Agrarian Wisdom for a Digital Age
By Eric Wright
Unlike my wife who grew up on a family farm in Minnesota, the lessons I gleaned from agriculture (pardon the pun) were discovered primarily in Sunday school. There, most of the illustrations and analogies were originally designed to connect with an agrarian culture, yet two millennia later, these timeless lessons from the land are just as relevant to a digital generation.
My favorite was the Parable of the Sower. It describes a farmer casting seed in a field and the seed falling on soil in various conditions with varying outcomes. The first lesson I realized was that success is often dependent on trying as many things as you can, as many times as you can, realizing that some will produce and some won’t. Like Edison, who tried thousands of substances as a filament for his electric light bulb, it is sowing not hoarding that produces geometric results.
The seed in the story, which is a message or idea, was the same. What differed was soil, namely the attitude and receptivity of the one who heard it. Every day I am exposed to transformational ideas, opportunities and people, yet those catalytic moments can pass me by because mental, emotional or even moral cataracts blind me from seizing them.
Francis Bacon’s famous maxim, “Knowledge is power,” is very true. But this ancient parable reveals something that most of us come to realize: knowledge is plentiful, but it only becomes powerful to the one who has the foresight and fortitude to use it.
Another story was about a farmer who “planted his crop and then went to sleep, and it grew, even though he didn’t know why.” This one is pregnant with meaning, beginning with the realization that we have a part to play, i.e. planting. But then he went to sleep, because we don’t need to waste our time fretting about outcomes we can’t control.
Which leads to the next point. Much of what we use we do so without having to understand how it works. There are countless technologies and principles (like sowing and reaping) that you don’t have to understand the science or the psychology behind why they work, for them to work for you.
The text adds, “the soil produces the crop itself.” In other words, there is this dormant potential that we can’t explain nor do we produce, but we can unlock by simply planting the investment of our time, talents and attention in the right place.
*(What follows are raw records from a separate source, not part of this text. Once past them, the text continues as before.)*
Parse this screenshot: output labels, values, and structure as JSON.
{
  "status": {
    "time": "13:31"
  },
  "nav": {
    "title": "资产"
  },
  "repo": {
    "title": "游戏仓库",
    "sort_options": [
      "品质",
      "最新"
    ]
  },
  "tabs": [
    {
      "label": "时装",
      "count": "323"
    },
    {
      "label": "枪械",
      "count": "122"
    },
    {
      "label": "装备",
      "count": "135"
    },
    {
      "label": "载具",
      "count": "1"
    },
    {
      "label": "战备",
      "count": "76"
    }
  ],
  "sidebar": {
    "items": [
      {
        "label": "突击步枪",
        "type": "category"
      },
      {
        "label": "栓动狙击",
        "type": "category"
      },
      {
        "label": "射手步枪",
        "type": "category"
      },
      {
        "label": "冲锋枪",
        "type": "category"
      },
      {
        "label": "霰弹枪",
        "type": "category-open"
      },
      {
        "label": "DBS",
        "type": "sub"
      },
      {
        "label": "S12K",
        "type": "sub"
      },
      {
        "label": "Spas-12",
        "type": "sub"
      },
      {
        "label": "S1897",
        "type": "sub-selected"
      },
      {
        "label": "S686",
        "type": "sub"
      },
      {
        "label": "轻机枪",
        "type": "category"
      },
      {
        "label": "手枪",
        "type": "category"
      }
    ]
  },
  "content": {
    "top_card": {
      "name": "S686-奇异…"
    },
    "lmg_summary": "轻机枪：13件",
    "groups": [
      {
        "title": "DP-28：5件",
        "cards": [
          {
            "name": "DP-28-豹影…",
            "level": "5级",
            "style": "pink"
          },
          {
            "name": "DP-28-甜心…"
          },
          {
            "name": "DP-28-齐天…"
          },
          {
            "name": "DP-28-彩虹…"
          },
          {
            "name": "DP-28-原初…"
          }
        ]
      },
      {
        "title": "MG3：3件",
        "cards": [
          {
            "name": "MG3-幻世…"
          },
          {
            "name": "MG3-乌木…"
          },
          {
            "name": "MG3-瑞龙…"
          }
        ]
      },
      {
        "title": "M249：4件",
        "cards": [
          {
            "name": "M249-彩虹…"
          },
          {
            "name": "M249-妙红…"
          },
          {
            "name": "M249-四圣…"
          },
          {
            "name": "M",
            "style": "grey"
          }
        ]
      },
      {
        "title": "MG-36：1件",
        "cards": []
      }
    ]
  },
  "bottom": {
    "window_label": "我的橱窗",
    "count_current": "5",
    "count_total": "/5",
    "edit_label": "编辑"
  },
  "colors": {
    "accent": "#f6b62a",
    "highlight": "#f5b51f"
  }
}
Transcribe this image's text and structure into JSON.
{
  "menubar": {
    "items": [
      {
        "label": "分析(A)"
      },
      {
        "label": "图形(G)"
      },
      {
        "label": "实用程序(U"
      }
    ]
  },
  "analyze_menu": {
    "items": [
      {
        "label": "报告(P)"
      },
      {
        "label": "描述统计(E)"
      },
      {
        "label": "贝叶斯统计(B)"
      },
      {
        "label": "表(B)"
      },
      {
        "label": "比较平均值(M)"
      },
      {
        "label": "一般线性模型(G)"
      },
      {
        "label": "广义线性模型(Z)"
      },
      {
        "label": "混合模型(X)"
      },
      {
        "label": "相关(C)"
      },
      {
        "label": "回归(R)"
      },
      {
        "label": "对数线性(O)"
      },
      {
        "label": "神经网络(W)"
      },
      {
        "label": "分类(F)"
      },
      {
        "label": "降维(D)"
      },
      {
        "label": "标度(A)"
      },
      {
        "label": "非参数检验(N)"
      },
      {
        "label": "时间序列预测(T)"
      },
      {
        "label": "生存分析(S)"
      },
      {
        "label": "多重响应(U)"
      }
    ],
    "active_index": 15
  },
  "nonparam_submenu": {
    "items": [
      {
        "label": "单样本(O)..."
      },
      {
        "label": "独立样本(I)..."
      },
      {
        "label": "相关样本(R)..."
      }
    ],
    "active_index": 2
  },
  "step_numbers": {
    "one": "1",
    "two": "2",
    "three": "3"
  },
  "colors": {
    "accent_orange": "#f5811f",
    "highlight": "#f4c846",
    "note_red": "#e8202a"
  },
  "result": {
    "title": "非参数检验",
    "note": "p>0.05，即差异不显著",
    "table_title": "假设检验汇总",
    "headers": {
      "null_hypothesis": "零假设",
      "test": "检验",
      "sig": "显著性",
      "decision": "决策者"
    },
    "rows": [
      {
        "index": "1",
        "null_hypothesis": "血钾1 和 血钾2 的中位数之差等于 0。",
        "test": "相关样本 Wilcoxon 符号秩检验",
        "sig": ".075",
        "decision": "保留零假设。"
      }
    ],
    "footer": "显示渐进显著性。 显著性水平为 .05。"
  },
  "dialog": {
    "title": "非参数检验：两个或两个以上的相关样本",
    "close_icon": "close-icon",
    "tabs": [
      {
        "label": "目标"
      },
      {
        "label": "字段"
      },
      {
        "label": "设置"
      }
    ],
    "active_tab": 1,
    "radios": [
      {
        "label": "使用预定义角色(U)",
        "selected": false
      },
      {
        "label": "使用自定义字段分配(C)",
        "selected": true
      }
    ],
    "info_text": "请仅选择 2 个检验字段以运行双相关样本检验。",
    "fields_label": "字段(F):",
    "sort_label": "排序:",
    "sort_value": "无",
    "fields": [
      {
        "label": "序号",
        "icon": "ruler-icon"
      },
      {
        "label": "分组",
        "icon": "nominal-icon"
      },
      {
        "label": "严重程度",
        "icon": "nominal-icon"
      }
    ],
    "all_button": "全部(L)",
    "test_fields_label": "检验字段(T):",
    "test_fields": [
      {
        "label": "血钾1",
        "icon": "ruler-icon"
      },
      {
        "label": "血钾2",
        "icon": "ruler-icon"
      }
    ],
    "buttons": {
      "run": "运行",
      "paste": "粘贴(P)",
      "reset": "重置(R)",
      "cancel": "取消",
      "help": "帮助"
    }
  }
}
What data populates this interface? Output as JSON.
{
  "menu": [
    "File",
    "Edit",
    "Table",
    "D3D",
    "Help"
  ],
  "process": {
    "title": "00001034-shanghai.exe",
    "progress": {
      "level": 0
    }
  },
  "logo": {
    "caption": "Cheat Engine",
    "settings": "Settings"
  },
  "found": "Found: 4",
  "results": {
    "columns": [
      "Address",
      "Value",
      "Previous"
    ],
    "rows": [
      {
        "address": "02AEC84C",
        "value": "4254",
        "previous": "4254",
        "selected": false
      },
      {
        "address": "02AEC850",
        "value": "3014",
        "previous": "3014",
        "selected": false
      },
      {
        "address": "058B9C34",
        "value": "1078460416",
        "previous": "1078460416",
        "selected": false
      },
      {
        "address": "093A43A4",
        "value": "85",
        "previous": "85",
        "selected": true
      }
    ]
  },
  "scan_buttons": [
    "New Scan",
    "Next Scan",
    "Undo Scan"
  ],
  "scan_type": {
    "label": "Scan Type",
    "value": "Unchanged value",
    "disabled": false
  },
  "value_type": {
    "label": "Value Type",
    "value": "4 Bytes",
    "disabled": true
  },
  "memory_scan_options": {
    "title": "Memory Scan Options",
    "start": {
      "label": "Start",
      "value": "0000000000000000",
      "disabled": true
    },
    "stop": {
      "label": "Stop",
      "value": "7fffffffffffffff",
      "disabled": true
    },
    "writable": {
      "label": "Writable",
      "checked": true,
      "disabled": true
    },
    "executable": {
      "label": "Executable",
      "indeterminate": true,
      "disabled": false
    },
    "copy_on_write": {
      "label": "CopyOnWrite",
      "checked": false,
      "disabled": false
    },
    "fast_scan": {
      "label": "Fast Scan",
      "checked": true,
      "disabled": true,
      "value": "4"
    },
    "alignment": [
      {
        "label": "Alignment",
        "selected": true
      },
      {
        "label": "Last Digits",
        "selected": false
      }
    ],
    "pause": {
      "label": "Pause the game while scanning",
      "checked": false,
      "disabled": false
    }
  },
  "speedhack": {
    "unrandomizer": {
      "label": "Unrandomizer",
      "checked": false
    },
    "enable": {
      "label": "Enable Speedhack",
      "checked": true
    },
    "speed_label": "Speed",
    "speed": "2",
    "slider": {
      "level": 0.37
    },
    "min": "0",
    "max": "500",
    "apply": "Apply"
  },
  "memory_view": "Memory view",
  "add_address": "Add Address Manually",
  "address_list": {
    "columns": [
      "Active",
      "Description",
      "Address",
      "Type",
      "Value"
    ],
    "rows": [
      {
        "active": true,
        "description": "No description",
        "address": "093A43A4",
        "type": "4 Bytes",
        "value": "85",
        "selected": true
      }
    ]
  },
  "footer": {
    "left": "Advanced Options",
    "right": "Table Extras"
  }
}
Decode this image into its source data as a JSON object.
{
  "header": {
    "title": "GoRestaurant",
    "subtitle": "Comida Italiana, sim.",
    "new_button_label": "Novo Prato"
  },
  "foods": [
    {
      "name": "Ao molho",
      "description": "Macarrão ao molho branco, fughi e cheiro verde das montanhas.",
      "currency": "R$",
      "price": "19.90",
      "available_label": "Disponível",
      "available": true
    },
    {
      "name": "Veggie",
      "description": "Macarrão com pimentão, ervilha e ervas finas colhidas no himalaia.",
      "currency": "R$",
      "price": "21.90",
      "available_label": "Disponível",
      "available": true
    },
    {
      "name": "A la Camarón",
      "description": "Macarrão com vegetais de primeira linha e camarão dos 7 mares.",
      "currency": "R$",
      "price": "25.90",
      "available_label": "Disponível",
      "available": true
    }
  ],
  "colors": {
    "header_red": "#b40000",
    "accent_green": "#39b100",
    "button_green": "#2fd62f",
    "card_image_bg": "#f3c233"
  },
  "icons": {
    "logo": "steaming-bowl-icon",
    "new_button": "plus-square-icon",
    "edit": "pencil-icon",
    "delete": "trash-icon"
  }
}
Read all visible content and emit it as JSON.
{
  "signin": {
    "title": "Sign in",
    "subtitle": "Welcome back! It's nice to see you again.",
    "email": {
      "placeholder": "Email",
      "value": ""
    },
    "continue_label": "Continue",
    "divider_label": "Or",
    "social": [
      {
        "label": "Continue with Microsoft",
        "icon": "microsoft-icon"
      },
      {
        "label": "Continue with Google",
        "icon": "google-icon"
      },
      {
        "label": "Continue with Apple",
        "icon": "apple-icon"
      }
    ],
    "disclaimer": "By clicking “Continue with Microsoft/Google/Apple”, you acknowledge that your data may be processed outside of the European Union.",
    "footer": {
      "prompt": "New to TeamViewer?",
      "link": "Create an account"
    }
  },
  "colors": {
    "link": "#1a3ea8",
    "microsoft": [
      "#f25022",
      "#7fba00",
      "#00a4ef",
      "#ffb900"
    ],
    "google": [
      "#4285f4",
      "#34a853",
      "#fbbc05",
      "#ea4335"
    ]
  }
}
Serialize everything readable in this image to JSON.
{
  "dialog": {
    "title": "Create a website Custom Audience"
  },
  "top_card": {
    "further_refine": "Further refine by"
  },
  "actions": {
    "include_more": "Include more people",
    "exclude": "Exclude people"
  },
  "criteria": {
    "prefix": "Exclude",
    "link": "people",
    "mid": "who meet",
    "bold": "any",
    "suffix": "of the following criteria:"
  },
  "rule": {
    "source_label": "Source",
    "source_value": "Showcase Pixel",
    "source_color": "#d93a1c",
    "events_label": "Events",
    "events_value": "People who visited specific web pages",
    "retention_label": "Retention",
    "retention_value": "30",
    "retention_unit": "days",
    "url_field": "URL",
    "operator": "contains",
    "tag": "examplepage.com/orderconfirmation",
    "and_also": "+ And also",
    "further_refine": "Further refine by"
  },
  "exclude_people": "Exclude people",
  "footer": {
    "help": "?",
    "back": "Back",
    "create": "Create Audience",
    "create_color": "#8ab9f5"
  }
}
Steve Jobs said, “When you ask creative people how they did something, they feel a little guilty because they didn’t really do it, they just saw something.”
And Little Things
Perhaps the most familiar is “to have faith like a mustard seed.” Einstein was rightly selected as Time’s “Man of the Century” in 1999. No other single individual did more to reshape our understanding of how the universe works. One of his startling revelations was that a minute spec of matter has enough energy to light a city.
Like a small acorn can grow into a majestic oak and small beginnings can lead to remarkable outcomes, it is the irrepressible belief in that little idea that changes our world and perhaps everyone else’s for the better.